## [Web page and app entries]
══════════
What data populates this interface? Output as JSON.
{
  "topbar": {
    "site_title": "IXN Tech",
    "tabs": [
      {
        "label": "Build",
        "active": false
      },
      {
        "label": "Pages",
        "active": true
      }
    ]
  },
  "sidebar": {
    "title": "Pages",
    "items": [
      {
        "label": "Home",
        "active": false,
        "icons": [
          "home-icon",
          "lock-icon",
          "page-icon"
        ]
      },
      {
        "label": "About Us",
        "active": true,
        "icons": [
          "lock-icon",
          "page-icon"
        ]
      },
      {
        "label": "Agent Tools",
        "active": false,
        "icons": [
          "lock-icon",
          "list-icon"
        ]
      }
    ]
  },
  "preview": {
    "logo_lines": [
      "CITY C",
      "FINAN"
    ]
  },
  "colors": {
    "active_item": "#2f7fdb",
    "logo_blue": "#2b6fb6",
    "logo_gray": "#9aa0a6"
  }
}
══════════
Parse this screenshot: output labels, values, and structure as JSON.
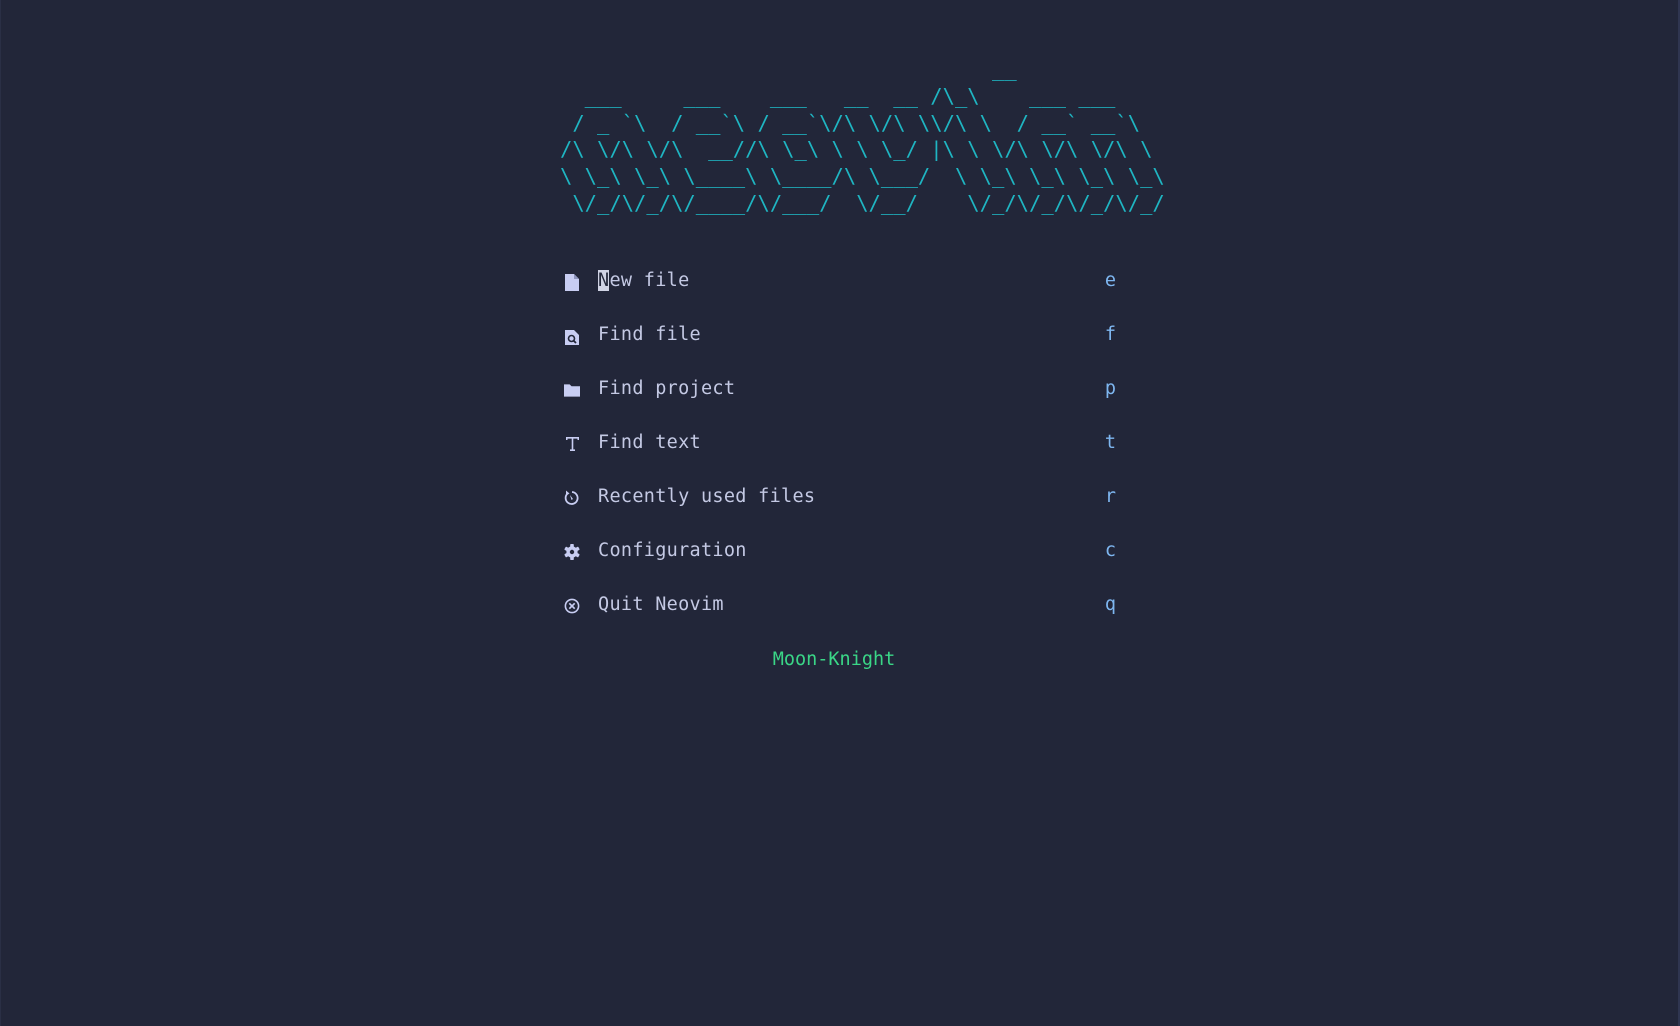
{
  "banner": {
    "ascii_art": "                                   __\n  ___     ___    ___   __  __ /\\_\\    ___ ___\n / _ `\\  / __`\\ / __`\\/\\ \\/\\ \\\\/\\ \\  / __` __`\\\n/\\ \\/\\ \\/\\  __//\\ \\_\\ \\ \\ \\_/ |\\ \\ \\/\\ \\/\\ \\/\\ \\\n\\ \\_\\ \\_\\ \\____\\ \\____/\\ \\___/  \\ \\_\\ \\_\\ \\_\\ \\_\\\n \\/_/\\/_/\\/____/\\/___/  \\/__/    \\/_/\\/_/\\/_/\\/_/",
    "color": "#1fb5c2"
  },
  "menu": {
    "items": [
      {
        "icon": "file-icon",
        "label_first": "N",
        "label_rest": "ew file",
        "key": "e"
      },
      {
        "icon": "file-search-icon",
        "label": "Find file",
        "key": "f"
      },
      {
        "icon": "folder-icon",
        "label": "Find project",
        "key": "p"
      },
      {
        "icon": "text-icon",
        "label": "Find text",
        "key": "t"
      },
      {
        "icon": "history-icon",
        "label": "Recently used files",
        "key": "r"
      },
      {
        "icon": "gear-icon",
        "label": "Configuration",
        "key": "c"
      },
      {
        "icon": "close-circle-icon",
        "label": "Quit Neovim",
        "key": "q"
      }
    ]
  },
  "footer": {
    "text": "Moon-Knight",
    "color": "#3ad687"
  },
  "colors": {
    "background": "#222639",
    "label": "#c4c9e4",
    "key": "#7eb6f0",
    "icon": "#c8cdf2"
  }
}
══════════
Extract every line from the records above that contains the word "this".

What data populates this interface? Output as JSON.
Parse this screenshot: output labels, values, and structure as JSON.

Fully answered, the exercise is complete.